Check each line of the records below and collect those that include the word "accent".
——
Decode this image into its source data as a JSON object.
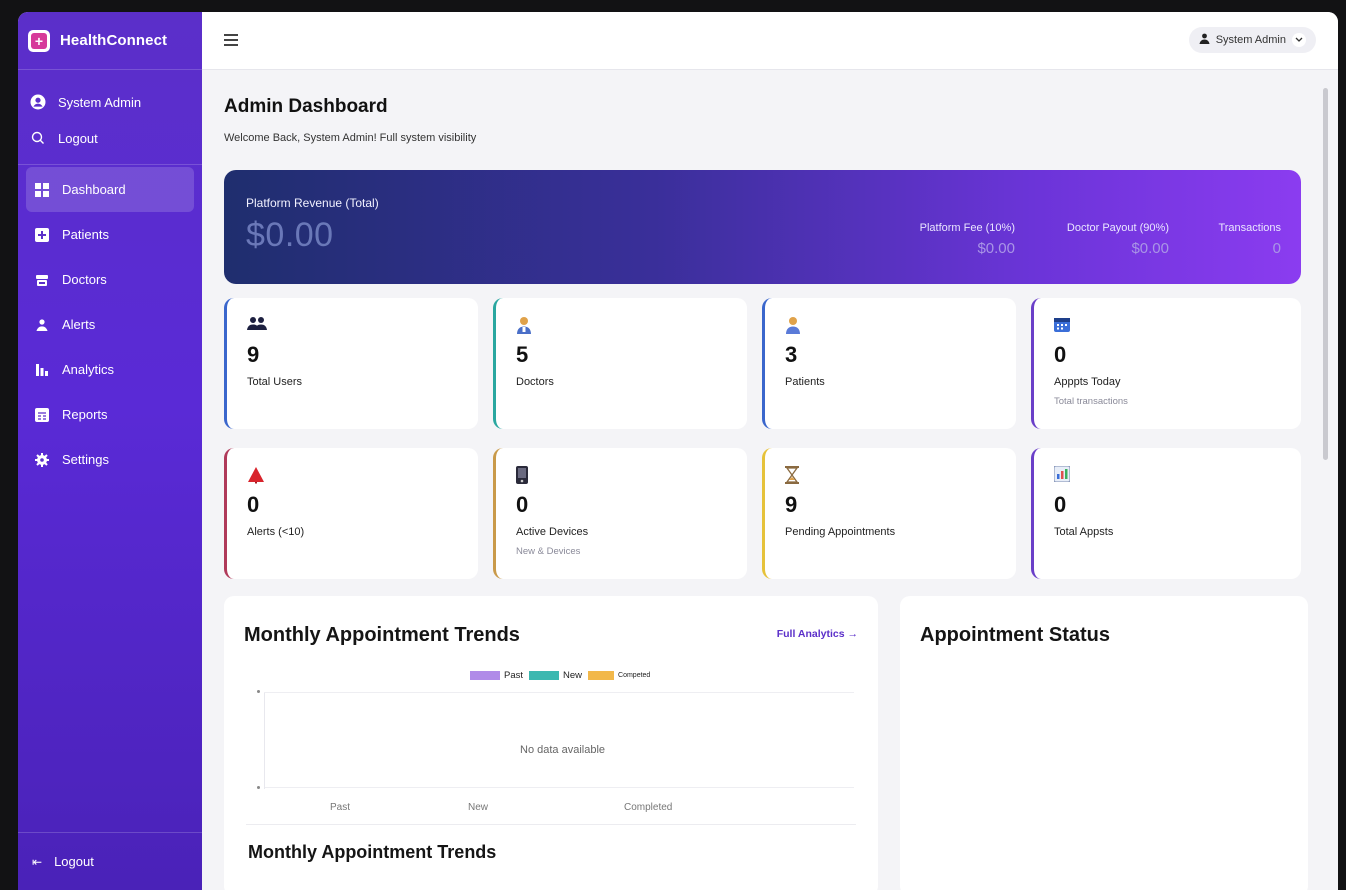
{
  "app": {
    "brand_name": "HealthConnect",
    "brand_icon": "plus-logo"
  },
  "sidebar": {
    "user_name": "System Admin",
    "logout_top": "Logout",
    "items": [
      {
        "label": "Dashboard",
        "icon": "grid-icon",
        "active": true
      },
      {
        "label": "Patients",
        "icon": "medical-plus-icon"
      },
      {
        "label": "Doctors",
        "icon": "doctor-icon"
      },
      {
        "label": "Alerts",
        "icon": "alert-person-icon"
      },
      {
        "label": "Analytics",
        "icon": "bar-chart-icon"
      },
      {
        "label": "Reports",
        "icon": "report-icon"
      },
      {
        "label": "Settings",
        "icon": "gear-icon"
      }
    ],
    "logout_bottom": "Logout"
  },
  "topbar": {
    "user_label": "System Admin"
  },
  "page": {
    "title": "Admin Dashboard",
    "subtitle": "Welcome Back, System Admin! Full system visibility"
  },
  "revenue": {
    "label": "Platform Revenue (Total)",
    "total": "$0.00",
    "stats": [
      {
        "label": "Platform Fee (10%)",
        "value": "$0.00"
      },
      {
        "label": "Doctor Payout (90%)",
        "value": "$0.00"
      },
      {
        "label": "Transactions",
        "value": "0"
      }
    ]
  },
  "cards": [
    {
      "value": "9",
      "label": "Total Users",
      "sub": "",
      "icon": "users-icon",
      "accent": "#3a66cc"
    },
    {
      "value": "5",
      "label": "Doctors",
      "sub": "",
      "icon": "doctor-icon",
      "accent": "#2aa7a0"
    },
    {
      "value": "3",
      "label": "Patients",
      "sub": "",
      "icon": "patient-icon",
      "accent": "#3a66cc"
    },
    {
      "value": "0",
      "label": "Apppts Today",
      "sub": "Total transactions",
      "icon": "calendar-icon",
      "accent": "#6a3fc8"
    },
    {
      "value": "0",
      "label": "Alerts (<10)",
      "sub": "",
      "icon": "warning-icon",
      "accent": "#b03a5a"
    },
    {
      "value": "0",
      "label": "Active Devices",
      "sub": "New & Devices",
      "icon": "device-icon",
      "accent": "#c99a4a"
    },
    {
      "value": "9",
      "label": "Pending Appointments",
      "sub": "",
      "icon": "hourglass-icon",
      "accent": "#e6c23a"
    },
    {
      "value": "0",
      "label": "Total Appsts",
      "sub": "",
      "icon": "chart-icon",
      "accent": "#6a3fc8"
    }
  ],
  "trends": {
    "title": "Monthly Appointment Trends",
    "link": "Full Analytics →",
    "legend": [
      {
        "name": "Past",
        "color": "#b08be8"
      },
      {
        "name": "New",
        "color": "#3cb8b0"
      },
      {
        "name": "Competed",
        "color": "#f2b84a"
      }
    ],
    "empty_text": "No data available",
    "x_labels": [
      "Past",
      "New",
      "Completed"
    ],
    "second_title": "Monthly Appointment Trends"
  },
  "status": {
    "title": "Appointment Status"
  }
}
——
* **EXERCISE RESULT**
      "accent": "#3a66cc"
      "accent": "#2aa7a0"
      "accent": "#3a66cc"
      "accent": "#6a3fc8"
      "accent": "#b03a5a"
      "accent": "#c99a4a"
      "accent": "#e6c23a"
      "accent": "#6a3fc8"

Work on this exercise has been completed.